I am still fuming and must tear myself away from keyboard to do some work. Read Brian and Umair's detailed observations & rational thoughts till I return. I pity anyone on the highway driving slow in front of me in the fast lane today.
Listening to Seth Godin at PDF Conference on Friday, I was reminded again how good he is at cutting to the heart of the issue with great metaphors and images. In Seth's words: "Don't be a hunter, be a farmer."
Old marketers behave as hunters with their sights on unsuspecting me.
New marketers behave as farmers, focusing on sustainability, feeding, attention and care.
I don't like feeling like I have a bulls eye on my back - do you?
Photo originally uploaded by Gare and Kitty.
In my current role as a evangelist and rabble rouser in the new Relationship Economy [thanks to the brilliant Jerry & Doc this is my new chosen term to describe the impact all this social media stuff is having on our world], I am often frustrated when the conversation turns to technology solutions. As Jerry describes the Relationship Economy:
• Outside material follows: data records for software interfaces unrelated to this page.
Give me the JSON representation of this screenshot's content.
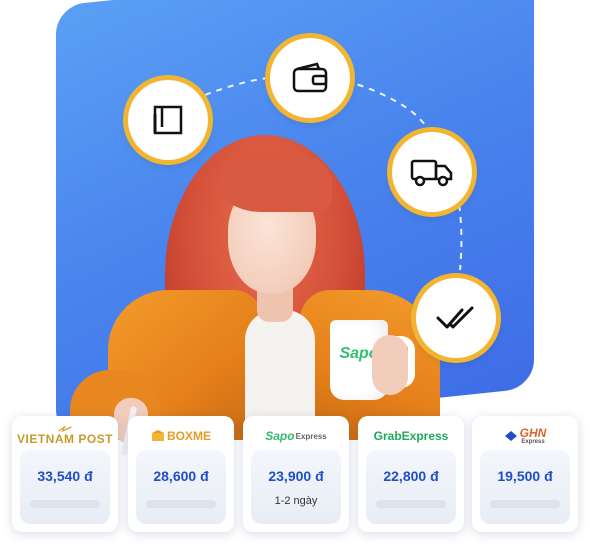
{
  "steps": [
    {
      "icon": "box-icon"
    },
    {
      "icon": "wallet-icon"
    },
    {
      "icon": "truck-icon"
    },
    {
      "icon": "double-check-icon"
    }
  ],
  "mug_brand": "Sapo",
  "carriers": [
    {
      "name": "VIETNAM POST",
      "price": "33,540 đ",
      "eta": ""
    },
    {
      "name": "BOXME",
      "price": "28,600 đ",
      "eta": ""
    },
    {
      "name": "Sapo",
      "sub": "Express",
      "price": "23,900 đ",
      "eta": "1-2 ngày"
    },
    {
      "name": "GrabExpress",
      "price": "22,800 đ",
      "eta": ""
    },
    {
      "name": "GHN",
      "sub": "Express",
      "price": "19,500 đ",
      "eta": ""
    }
  ],
  "colors": {
    "accent_blue": "#3e6de6",
    "ring_gold": "#f2b531",
    "price_blue": "#1f4fc8"
  }
}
Transactions are the by-products of healthy relationships.
The global economy is shifting from a mass media, consumer mass-marketing model to one that is far more emergent and decentralized. The involuntary loyalty of "sticky" services is falling victim to the far preferable voluntary loyalty won through responsiveness, quality, excellent service, reliability and trustworthiness.
Sometimes, transactions don't matter.
Questions like "Should I start a blog?" Do I need a wiki? can you make this viral? What kind of video should I put on Youtube and how should I tag it - are the WRONG questions. This is basic "can't see the forest for the trees" stuff. Don't worry about the technology, worry about how to engage your customers (hint: try introducing the word "I"], andm ake products people really care about. Anil has a recent post on sustainability that is good reading, here is a relevant snip:
This refrain never goes away, but it bears repeating. Those of us who love technology and believe in its potential owe it to our communities, our audiences, and our customers to make our efforts sustainable and accountable. I'm not an unabashed, uncritical capitalist, but I do recognize that one of the most positive effects that a classic charge-a-fair-market-value-for-your-goods business model offers is the opportunity to create an accountable and sustainable relationship with a customer.
This is not a technology solution, this is a corporate strategy shift. A relationship is not about a blog, a wiki or a video - it is an attitude and a commitment. First determine what kind of relationship you want with your customers then worry about the technology to get you there.
Bonus Link: This is the URL that got me started on this post and reminded me that creativity does indeed trump technology. And look - it's now viral.
Attribution: thanks to Josef Steufer for his gorgeous photo